Element data from apps and pages:

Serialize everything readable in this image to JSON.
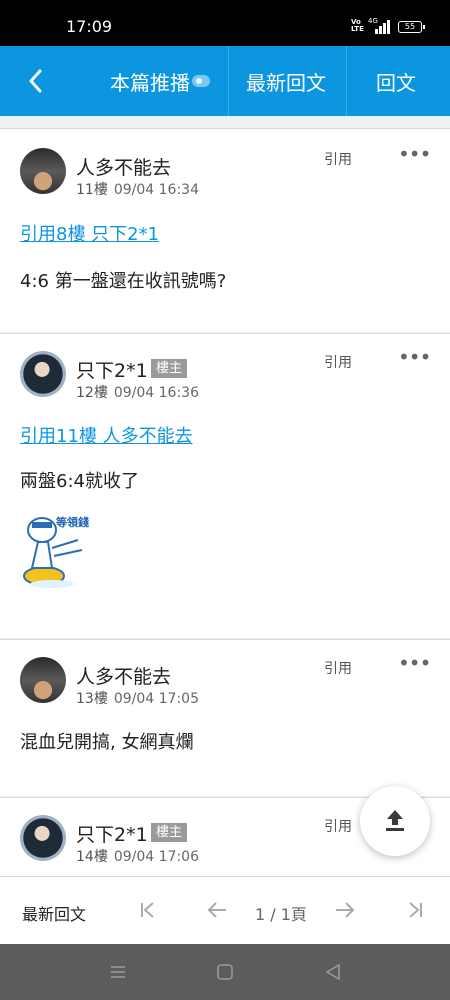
{
  "status_bar": {
    "time": "17:09",
    "volte": "Vo\nLTE",
    "network": "4G",
    "battery": "55"
  },
  "top_nav": {
    "title": "本篇推播",
    "latest": "最新回文",
    "reply": "回文"
  },
  "posts": [
    {
      "author": "人多不能去",
      "floor": "11樓",
      "datetime": "09/04 16:34",
      "quote_action": "引用",
      "quoted_link": "引用8樓 只下2*1",
      "text": "4:6 第一盤還在收訊號嗎?"
    },
    {
      "author": "只下2*1",
      "badge": "樓主",
      "floor": "12樓",
      "datetime": "09/04 16:36",
      "quote_action": "引用",
      "quoted_link": "引用11樓 人多不能去",
      "text": "兩盤6:4就收了",
      "sticker_text": "等領錢"
    },
    {
      "author": "人多不能去",
      "floor": "13樓",
      "datetime": "09/04 17:05",
      "quote_action": "引用",
      "text": "混血兒開搞, 女網真爛"
    },
    {
      "author": "只下2*1",
      "badge": "樓主",
      "floor": "14樓",
      "datetime": "09/04 17:06",
      "quote_action": "引用"
    }
  ],
  "more_icon": "more-horizontal-icon",
  "scroll_top_icon": "upload-arrow-icon",
  "pager": {
    "latest": "最新回文",
    "page": "1 / 1頁"
  },
  "colors": {
    "primary": "#0d96e0",
    "link": "#0d96e0",
    "badge": "#9a9a9a"
  }
}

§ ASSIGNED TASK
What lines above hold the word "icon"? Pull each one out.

§ YOUR SOLUTION
  "more_icon": "more-horizontal-icon",
  "scroll_top_icon": "upload-arrow-icon",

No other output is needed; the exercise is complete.